Port connectivity indices: Data collection
The starting point of the data collection is the list of EU core ports that offer RoRo services. This definition explicitly excludes the shipping services offered by car carriers, as these serve a completely different market. A common of the RoRo services are used by passenger cars as well as trucks. The selected time span for the collection of data on the RoRo services was Mid-August of 2015. We downloaded the complete schedules for each of these service providers. We used real-time relocation of individual vessels through AIS to calculate the exact routing of each schedule. In the large majority of cases, both sources provide estimations within 5 %. Note that all the routes used in this paper come from published schedules.
Port connectivity indices: Conclusions

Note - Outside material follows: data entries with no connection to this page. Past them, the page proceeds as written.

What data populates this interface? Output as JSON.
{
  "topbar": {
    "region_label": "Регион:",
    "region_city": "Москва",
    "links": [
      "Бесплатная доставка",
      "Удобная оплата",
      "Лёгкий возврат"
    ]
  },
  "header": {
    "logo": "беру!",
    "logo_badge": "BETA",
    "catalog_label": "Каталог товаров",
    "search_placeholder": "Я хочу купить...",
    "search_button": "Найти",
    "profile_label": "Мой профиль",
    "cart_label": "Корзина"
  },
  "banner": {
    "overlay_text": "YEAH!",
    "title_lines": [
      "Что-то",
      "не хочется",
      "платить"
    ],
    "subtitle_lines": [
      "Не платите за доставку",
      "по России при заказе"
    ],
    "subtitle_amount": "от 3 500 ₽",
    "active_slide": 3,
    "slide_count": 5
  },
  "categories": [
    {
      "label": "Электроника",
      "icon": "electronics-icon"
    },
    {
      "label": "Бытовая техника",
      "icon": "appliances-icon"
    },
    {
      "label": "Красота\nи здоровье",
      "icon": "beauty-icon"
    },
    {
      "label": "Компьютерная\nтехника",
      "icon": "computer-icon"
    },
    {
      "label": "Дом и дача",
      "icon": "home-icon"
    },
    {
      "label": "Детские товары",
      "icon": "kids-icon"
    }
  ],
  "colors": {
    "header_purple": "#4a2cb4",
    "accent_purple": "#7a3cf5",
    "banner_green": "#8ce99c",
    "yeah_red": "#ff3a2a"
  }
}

RoRo connectivity indicator is similar to formerly developed indicators dealing with maritime container connectivity. The relevant components of a RoRo connectivity indicator differ from those of a container connectivity indicator. In this article, we have introduced the notion of diminishing returns to the mechanisms of connectivity. The latter requires repeating this method in the coming years. We show that the connection Helsinki-Tallinn has the highest link quality. This illustrates the effect of the diminishing returns to scale on link qualities. Tracking the RoRo connectivity indicator in time will enable richer insights, of which the ones put forward in this paper are the first step.